We’ve all seen ‘em: those perfectly-put-together moms at your kids’ school drop-off, sporting Lululemon yoga wear or the latest designer ensemble. Whatever overpriced threads they’ve cloaked themselves in, they’re always wearing the same judgmental look, narrowed eyes, slightly upturned smile, and of course Calvin Klein’s latest metaphorical eau de parfume, Condescension. Writer-Directors Jon Lucas and Scott Moore’s BAD MOMS aims to skewer those mean mommies, but also gives all the hard-working moms a voice in a new revolution. Viva la “Bad” Moms!
Amy (Mila Kunis) is on the verge of a nervous breakdown; she’s overworked and underpaid by her employer (Clark Duke). Her kids, Dylan (Emjay Anthony) and Jane (powerhouse Oona Laurence) underappreciate all her acts of love and kindness. Her husband Mike (David Walton) is constantly taking her for granted. Plus, she’s harshly judged at her kids’ drop-off by an abrasively intimidating mom squad – including PTA president Gwendolyn (Christina Applegate), dimwit Vicky (Annie Mumolo) and gossipy Stacy (Jada Pinkett Smith). However, after catching her husband engaging in an online affair, things begin to change drastically. She kicks the lout to the curb, tells her boss off OFFICE SPACE-style and does an about-face when teaching her kids how to fend for themselves. Not only that, but she also makes friends with two other drop-off outcasts – outrageous Carla (Kathryn Hahn, who is overdue for a raucous comedy of her own) and frazzled stay-at-home-mom Kiki (Kristen Bell, who utters the film’s most quotable lines). Of course Gwendolyn and her crew don’t like Amy’s autonomy one bit, and set out to break her will.
BAD MOMS represents Lucas and Moore’s most enlightened work yet. For once they write women as dynamic human beings (and subversively write male characters as either “the Madonna” or “the whore” archetypes), spectacularly nailing how women talk to each other. When it’s funny, it’s genuinely hilarious. While they rely heavily on what I like to call “mom-tages,” some of the best scenes are the ones where the three ladies riff – like when they discuss uncircumcised penises, or when Kiki and Carla are wing-woman-ing, or when they simultaneously hate loving on their kids’ attributes. Carla’s invoking of Ike Turner’s name had me almost doing a spit take. The lecture Amy gives to son Dylan about entitlement will and should have both parents and non-parents cheering. I just hope the audience for this will listen to Lucas and Moore, and be the change they want to see. A blessed surprise is that these “bad” moms don’t exactly live up to their moniker. They never really do anything “bad” – they are only rebelling against utterly ridiculous societal pressures set by the mom caste system. It’s more about them finding perfection in imperfection – a universal lesson. They don’t fail their families. They learn to assert themselves on the journey towards self-acceptance.

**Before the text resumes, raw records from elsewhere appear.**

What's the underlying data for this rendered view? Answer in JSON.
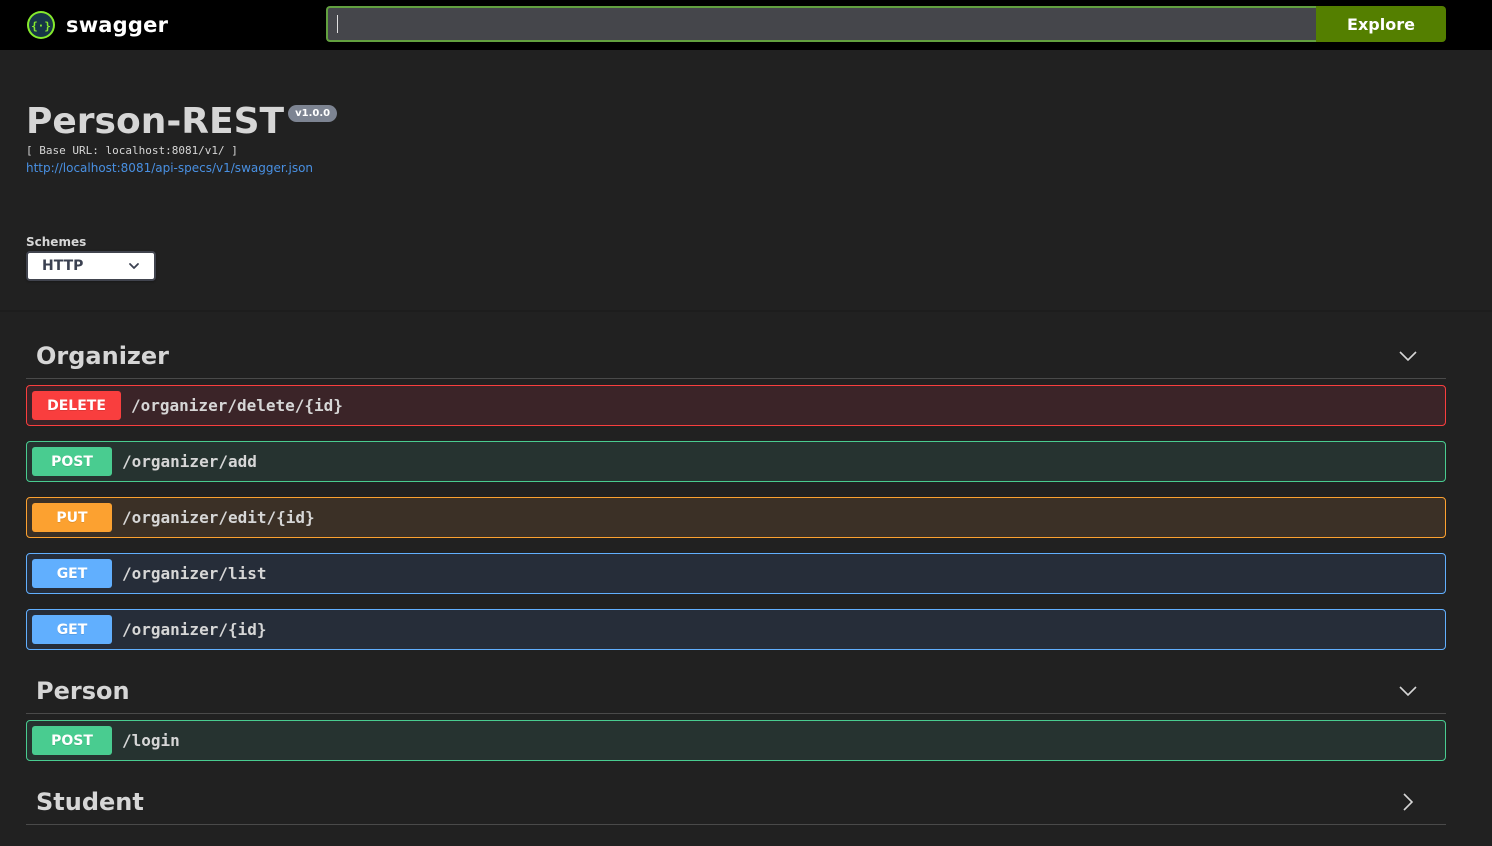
{
  "topbar": {
    "brand": "swagger",
    "search_value": "",
    "explore_label": "Explore"
  },
  "info": {
    "title": "Person-REST",
    "version": "v1.0.0",
    "base_url": "[ Base URL: localhost:8081/v1/ ]",
    "spec_link": "http://localhost:8081/api-specs/v1/swagger.json"
  },
  "schemes": {
    "label": "Schemes",
    "selected": "HTTP"
  },
  "tags": [
    {
      "name": "Organizer",
      "expanded": true,
      "operations": [
        {
          "method": "DELETE",
          "path": "/organizer/delete/{id}"
        },
        {
          "method": "POST",
          "path": "/organizer/add"
        },
        {
          "method": "PUT",
          "path": "/organizer/edit/{id}"
        },
        {
          "method": "GET",
          "path": "/organizer/list"
        },
        {
          "method": "GET",
          "path": "/organizer/{id}"
        }
      ]
    },
    {
      "name": "Person",
      "expanded": true,
      "operations": [
        {
          "method": "POST",
          "path": "/login"
        }
      ]
    },
    {
      "name": "Student",
      "expanded": false,
      "operations": []
    }
  ],
  "colors": {
    "delete": "#f93e3e",
    "post": "#49cc90",
    "put": "#fca130",
    "get": "#61affe",
    "explore": "#547f00",
    "link": "#4990e2"
  },
  "icons": {
    "logo": "swagger-logo-icon",
    "expanded": "chevron-down-icon",
    "collapsed": "chevron-right-icon",
    "select": "chevron-down-icon"
  }
}
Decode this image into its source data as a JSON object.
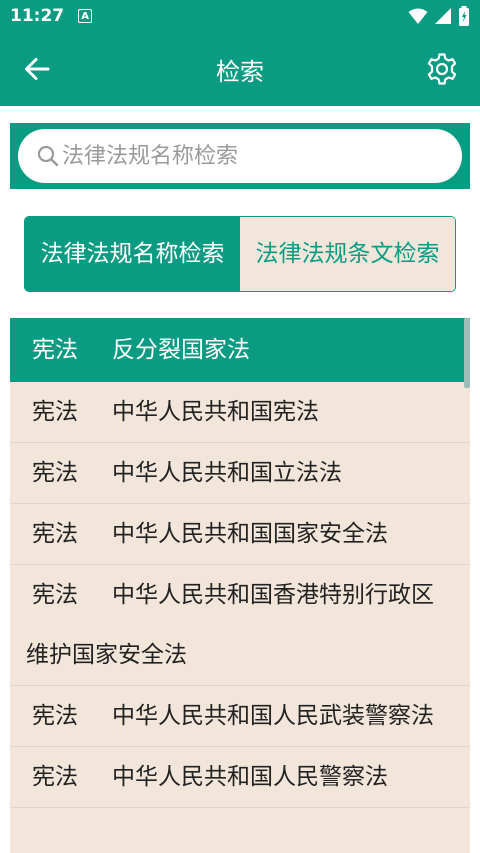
{
  "status_bar": {
    "time": "11:27",
    "notif_letter": "A",
    "icons": [
      "wifi-icon",
      "signal-icon",
      "battery-icon"
    ]
  },
  "app_bar": {
    "title": "检索",
    "back_icon": "arrow-left-icon",
    "settings_icon": "gear-icon"
  },
  "search": {
    "placeholder": "法律法规名称检索",
    "value": ""
  },
  "tabs": [
    {
      "label": "法律法规名称检索",
      "active": true
    },
    {
      "label": "法律法规条文检索",
      "active": false
    }
  ],
  "results": [
    {
      "category": "宪法",
      "title": "反分裂国家法"
    },
    {
      "category": "宪法",
      "title": "中华人民共和国宪法"
    },
    {
      "category": "宪法",
      "title": "中华人民共和国立法法"
    },
    {
      "category": "宪法",
      "title": "中华人民共和国国家安全法"
    },
    {
      "category": "宪法",
      "title": "中华人民共和国香港特别行政区维护国家安全法"
    },
    {
      "category": "宪法",
      "title": "中华人民共和国人民武装警察法"
    },
    {
      "category": "宪法",
      "title": "中华人民共和国人民警察法"
    }
  ],
  "colors": {
    "primary": "#0a9b83",
    "list_bg": "#f2e6da",
    "text": "#222222"
  }
}
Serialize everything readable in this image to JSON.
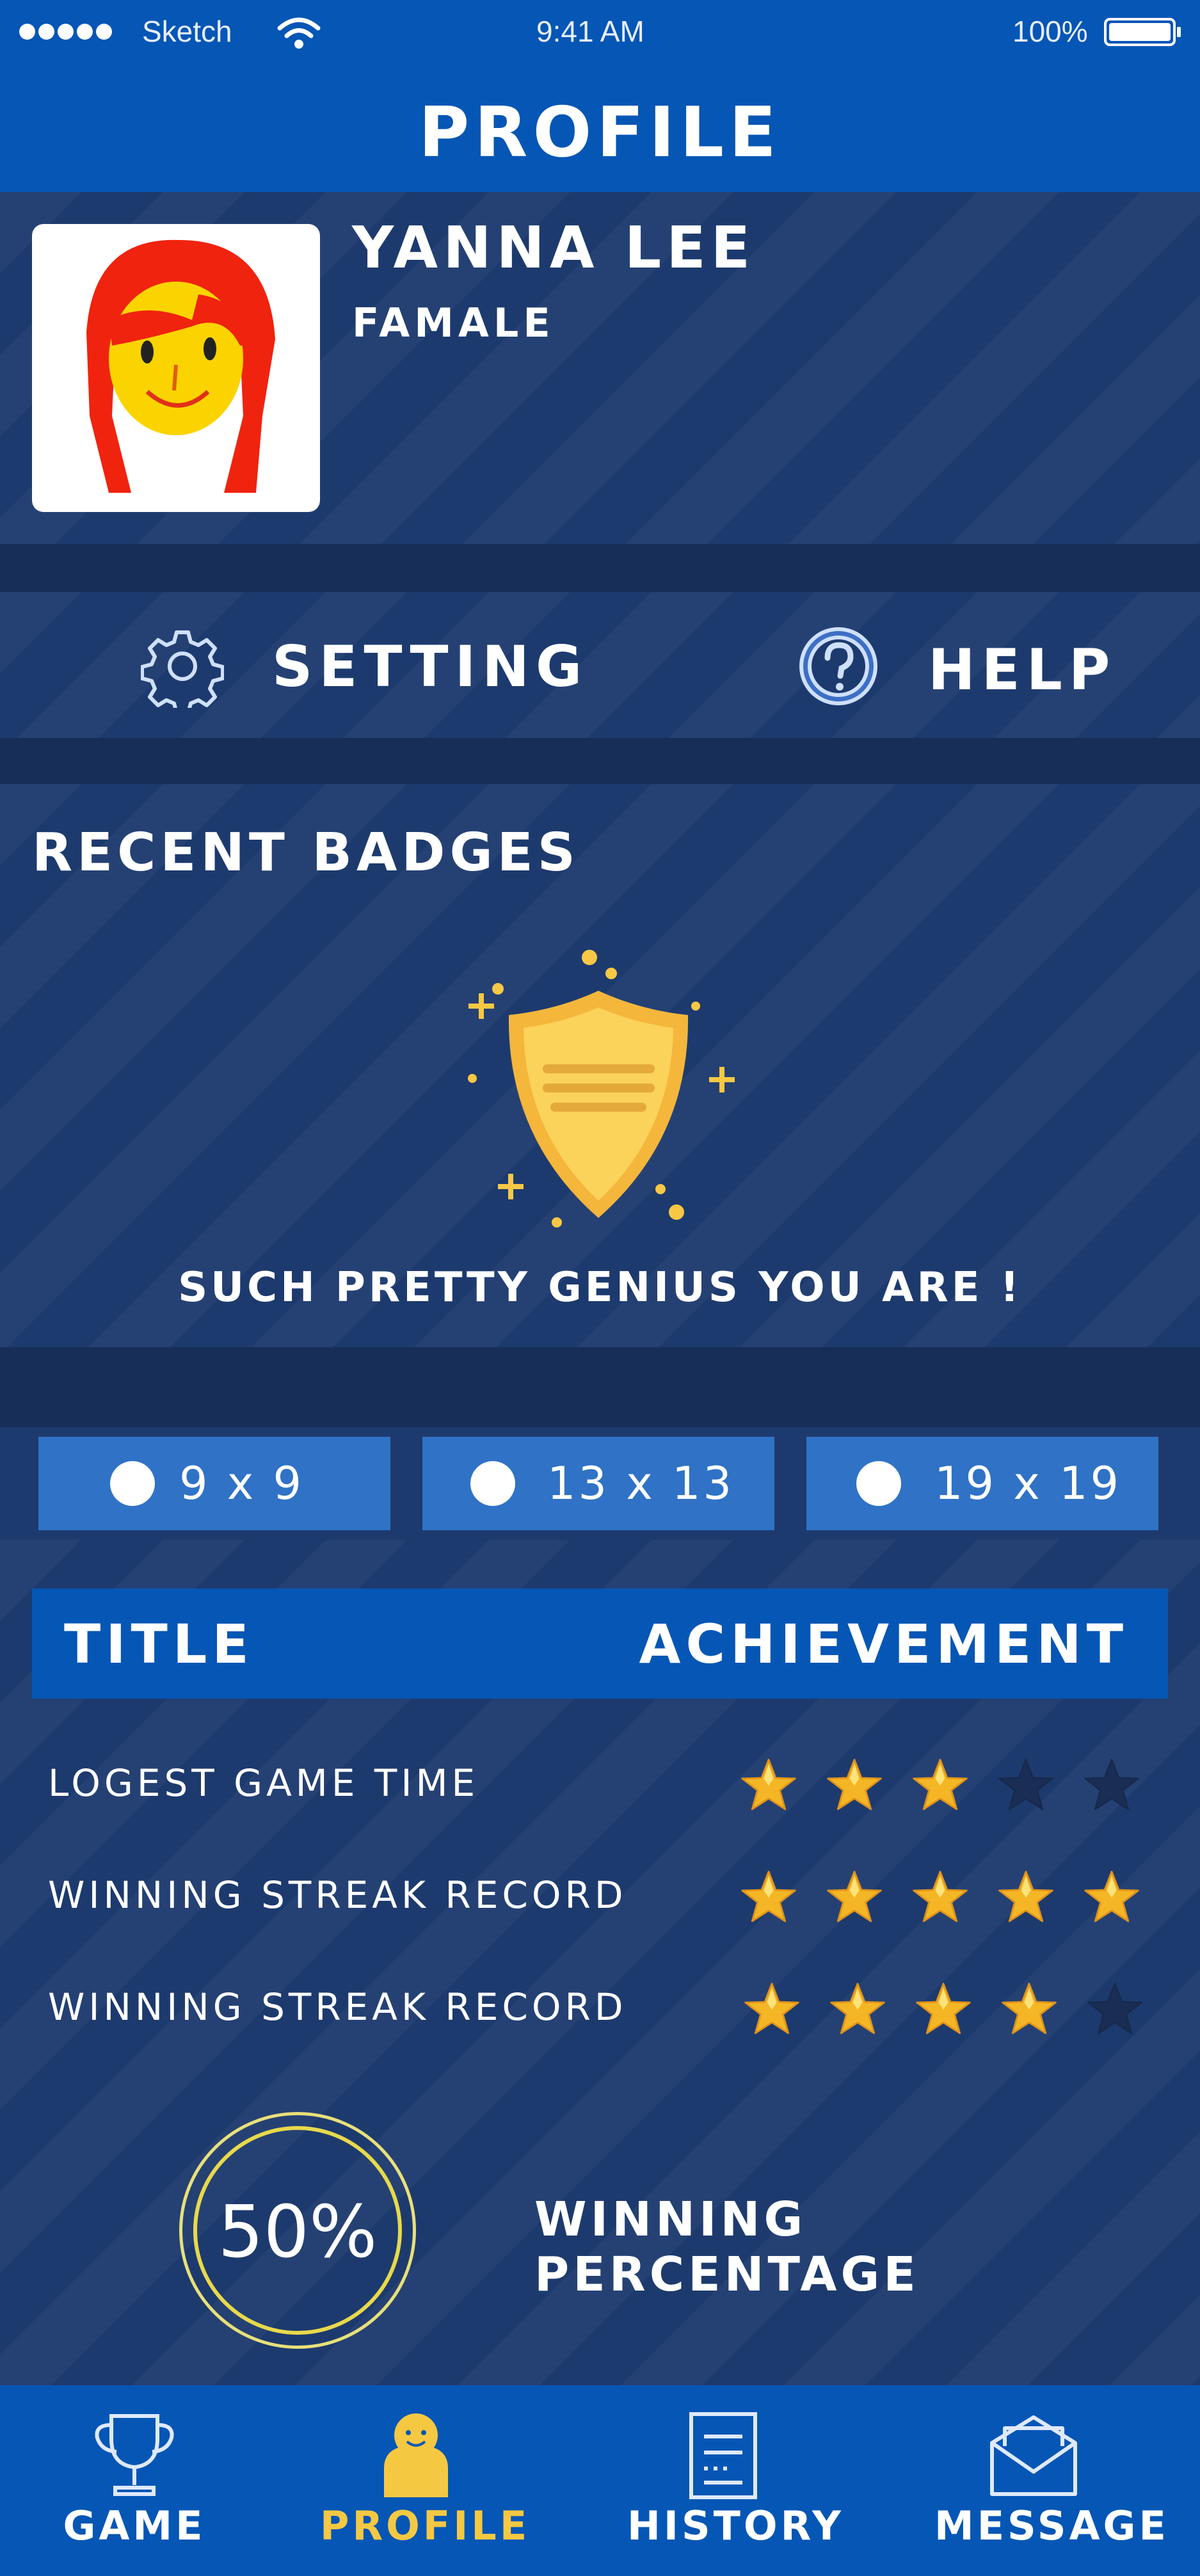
{
  "status_bar": {
    "carrier": "Sketch",
    "time": "9:41 AM",
    "battery": "100%"
  },
  "header": {
    "title": "PROFILE"
  },
  "profile": {
    "name": "YANNA LEE",
    "gender": "FAMALE"
  },
  "actions": {
    "setting_label": "SETTING",
    "help_label": "HELP"
  },
  "badges": {
    "heading": "RECENT BADGES",
    "caption": "SUCH PRETTY GENIUS YOU ARE !"
  },
  "board_sizes": [
    {
      "label": "9 x 9"
    },
    {
      "label": "13 x 13"
    },
    {
      "label": "19 x 19"
    }
  ],
  "achievements": {
    "col_title": "TITLE",
    "col_achievement": "ACHIEVEMENT",
    "rows": [
      {
        "title": "LOGEST GAME TIME",
        "stars": 3,
        "max": 5
      },
      {
        "title": "WINNING STREAK RECORD",
        "stars": 5,
        "max": 5
      },
      {
        "title": "WINNING STREAK RECORD",
        "stars": 4,
        "max": 5
      }
    ]
  },
  "winning": {
    "percent": "50%",
    "label": "WINNING PERCENTAGE"
  },
  "bottom_nav": [
    {
      "label": "GAME",
      "icon": "trophy-icon",
      "active": false
    },
    {
      "label": "PROFILE",
      "icon": "profile-icon",
      "active": true
    },
    {
      "label": "HISTORY",
      "icon": "document-icon",
      "active": false
    },
    {
      "label": "MESSAGE",
      "icon": "mail-icon",
      "active": false
    }
  ],
  "colors": {
    "brand_blue": "#0556b5",
    "panel": "#1d3a6e",
    "star_gold": "#f5b625",
    "active_nav": "#f5c842",
    "badge_yellow": "#f7c844"
  }
}
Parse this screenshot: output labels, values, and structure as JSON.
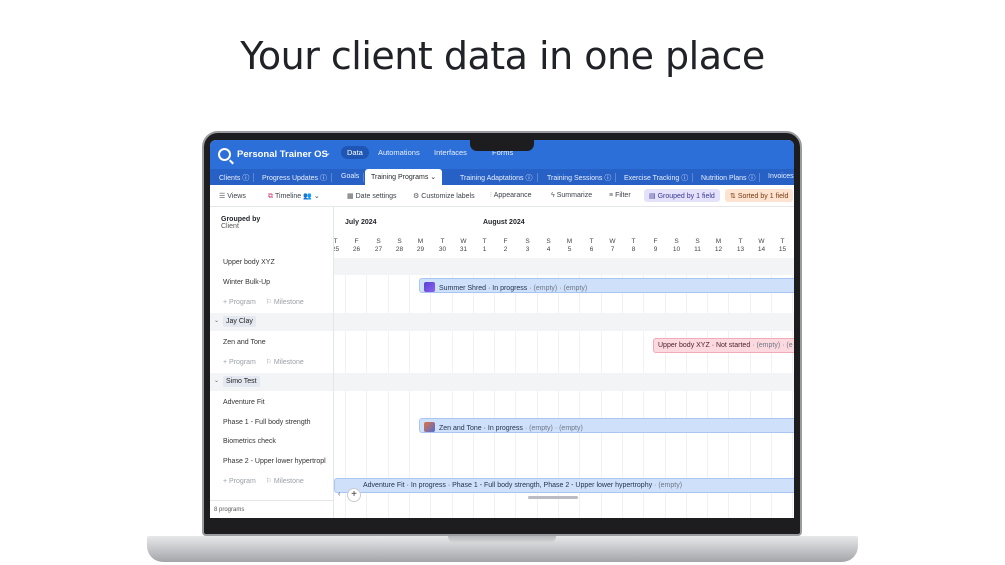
{
  "headline": "Your client data in one place",
  "app": {
    "title": "Personal Trainer OS",
    "nav": [
      "Data",
      "Automations",
      "Interfaces",
      "Forms"
    ],
    "active_nav": "Data",
    "accent": "#2d6fd8"
  },
  "tabs": [
    {
      "label": "Clients",
      "info": true
    },
    {
      "label": "Progress Updates",
      "info": true
    },
    {
      "label": "Goals",
      "info": false
    },
    {
      "label": "Training Programs",
      "info": false,
      "active": true
    },
    {
      "label": "Training Adaptations",
      "info": true
    },
    {
      "label": "Training Sessions",
      "info": true
    },
    {
      "label": "Exercise Tracking",
      "info": true
    },
    {
      "label": "Nutrition Plans",
      "info": true
    },
    {
      "label": "Invoices",
      "info": false
    }
  ],
  "toolbar": {
    "views": "Views",
    "timeline": "Timeline",
    "date_settings": "Date settings",
    "customize_labels": "Customize labels",
    "appearance": "Appearance",
    "summarize": "Summarize",
    "filter": "Filter",
    "grouped": "Grouped by 1 field",
    "sorted": "Sorted by 1 field"
  },
  "left_panel": {
    "grouped_by": "Grouped by",
    "group_field": "Client",
    "rows_top": [
      "Upper body XYZ",
      "Winter Bulk-Up"
    ],
    "add_program": "+ Program",
    "add_milestone": "Milestone",
    "groups": [
      {
        "name": "Jay Clay",
        "rows": [
          "Zen and Tone"
        ]
      },
      {
        "name": "Simo Test",
        "rows": [
          "Adventure Fit",
          "Phase 1 - Full body strength",
          "Biometrics check",
          "Phase 2 - Upper lower hypertropl"
        ]
      }
    ],
    "footer": "8 programs"
  },
  "timeline": {
    "months": [
      "July 2024",
      "August 2024"
    ],
    "days": [
      {
        "d": "T",
        "n": "25"
      },
      {
        "d": "F",
        "n": "26"
      },
      {
        "d": "S",
        "n": "27"
      },
      {
        "d": "S",
        "n": "28"
      },
      {
        "d": "M",
        "n": "29"
      },
      {
        "d": "T",
        "n": "30"
      },
      {
        "d": "W",
        "n": "31"
      },
      {
        "d": "T",
        "n": "1"
      },
      {
        "d": "F",
        "n": "2"
      },
      {
        "d": "S",
        "n": "3"
      },
      {
        "d": "S",
        "n": "4"
      },
      {
        "d": "M",
        "n": "5"
      },
      {
        "d": "T",
        "n": "6"
      },
      {
        "d": "W",
        "n": "7"
      },
      {
        "d": "T",
        "n": "8"
      },
      {
        "d": "F",
        "n": "9"
      },
      {
        "d": "S",
        "n": "10"
      },
      {
        "d": "S",
        "n": "11"
      },
      {
        "d": "M",
        "n": "12"
      },
      {
        "d": "T",
        "n": "13"
      },
      {
        "d": "W",
        "n": "14"
      },
      {
        "d": "T",
        "n": "15"
      }
    ],
    "bars": {
      "summer": {
        "title": "Summer Shred · In progress",
        "extra": "· (empty) · (empty)"
      },
      "upper": {
        "title": "Upper body XYZ · Not started",
        "extra": "· (empty) · (e"
      },
      "zen": {
        "title": "Zen and Tone · In progress",
        "extra": "· (empty) · (empty)"
      },
      "adventure": {
        "title": "Adventure Fit · In progress · Phase 1 - Full body strength, Phase 2 - Upper lower hypertrophy",
        "extra": "· (empty)"
      }
    }
  }
}
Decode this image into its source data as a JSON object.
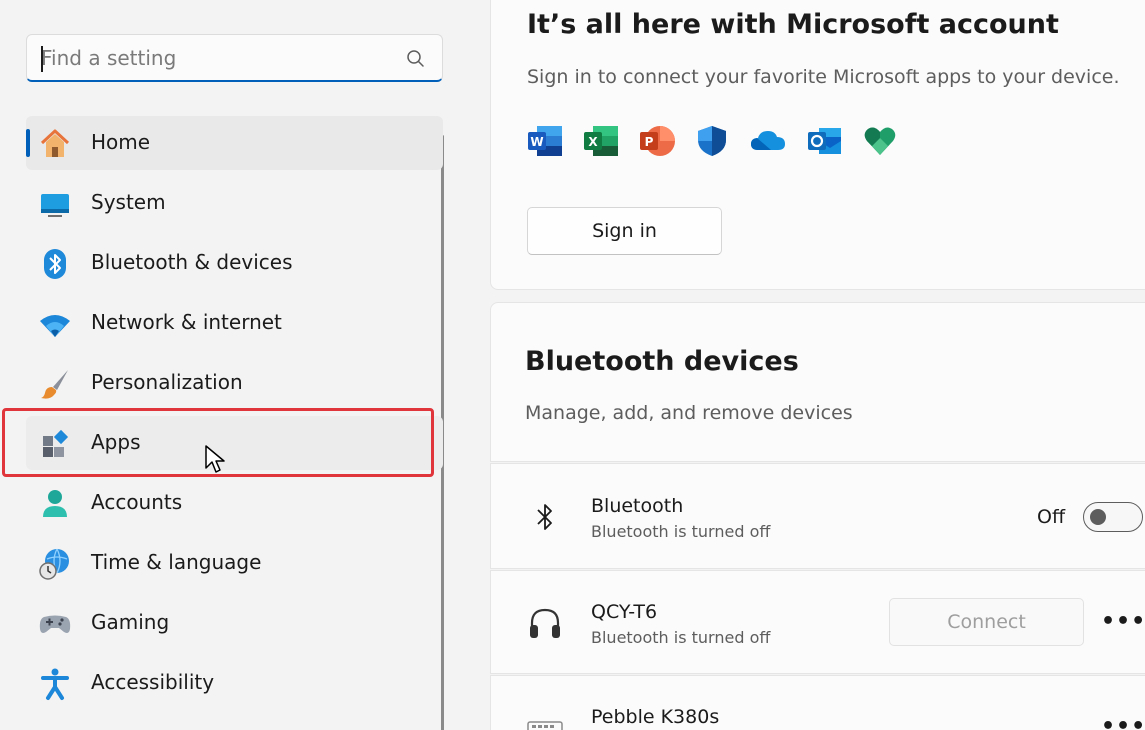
{
  "search": {
    "placeholder": "Find a setting"
  },
  "nav": {
    "items": [
      {
        "label": "Home",
        "icon": "home-icon"
      },
      {
        "label": "System",
        "icon": "system-icon"
      },
      {
        "label": "Bluetooth & devices",
        "icon": "bluetooth-icon"
      },
      {
        "label": "Network & internet",
        "icon": "wifi-icon"
      },
      {
        "label": "Personalization",
        "icon": "brush-icon"
      },
      {
        "label": "Apps",
        "icon": "apps-icon"
      },
      {
        "label": "Accounts",
        "icon": "person-icon"
      },
      {
        "label": "Time & language",
        "icon": "globe-clock-icon"
      },
      {
        "label": "Gaming",
        "icon": "gamepad-icon"
      },
      {
        "label": "Accessibility",
        "icon": "accessibility-icon"
      }
    ],
    "selected": "Home",
    "highlighted": "Apps"
  },
  "account_card": {
    "title": "It’s all here with Microsoft account",
    "subtitle": "Sign in to connect your favorite Microsoft apps to your device.",
    "app_icons": [
      "word-icon",
      "excel-icon",
      "powerpoint-icon",
      "defender-icon",
      "onedrive-icon",
      "outlook-icon",
      "family-safety-icon"
    ],
    "sign_in_label": "Sign in"
  },
  "bluetooth_card": {
    "title": "Bluetooth devices",
    "subtitle": "Manage, add, and remove devices"
  },
  "bluetooth_row": {
    "title": "Bluetooth",
    "status": "Bluetooth is turned off",
    "toggle_label": "Off",
    "toggle_on": false
  },
  "devices": [
    {
      "name": "QCY-T6",
      "status": "Bluetooth is turned off",
      "icon": "headphones-icon",
      "connect_label": "Connect",
      "more": "•••"
    },
    {
      "name": "Pebble K380s",
      "icon": "keyboard-icon",
      "more": "•••"
    }
  ],
  "colors": {
    "accent": "#005fb8",
    "highlight_border": "#e0353b"
  }
}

That said, perhaps it’s ironically fitting that this film isn’t totally perfect; clocking in at an hour and forty-one minutes, there’s ten minutes that could stand to be excised. Pacing is a noticeable problem. We don’t need a “let’s get back together scene” with the ex-hubby right after Amy has sex with the hot widower (Jay Hernandez) – mainly because we don’t root for them to get back together after she lands the dream guy. And the scene with the ex just eats up time showing what we knew before: that he’s a louse. Maybe it’s not totally feminist of me to say, but Lucas and Moore try too hard on the inclusivity sentiment. The concept of redeeming the bully feels tired – especially the way its handled here. Gwendolyn is past the point of no return in the audience’s eyes by the third act. She tried to irrevocably harm a child for Pete’s sake! It’s problematic that our inner “momma bears” are unleashed more than the protagonist’s when it comes time for the antagonist’s rock bottom.
When it comes down to it, BAD MOMS is really a celebration of good moms. Though I tend to value this movie more for what it stands for (a pioneering force for more female-driven rated-r comedy) than for what it is, this is bound to resonate with a lot of you moms out there. It’s the perfect film to grab your girlfriends and go see.
3.5 out of 5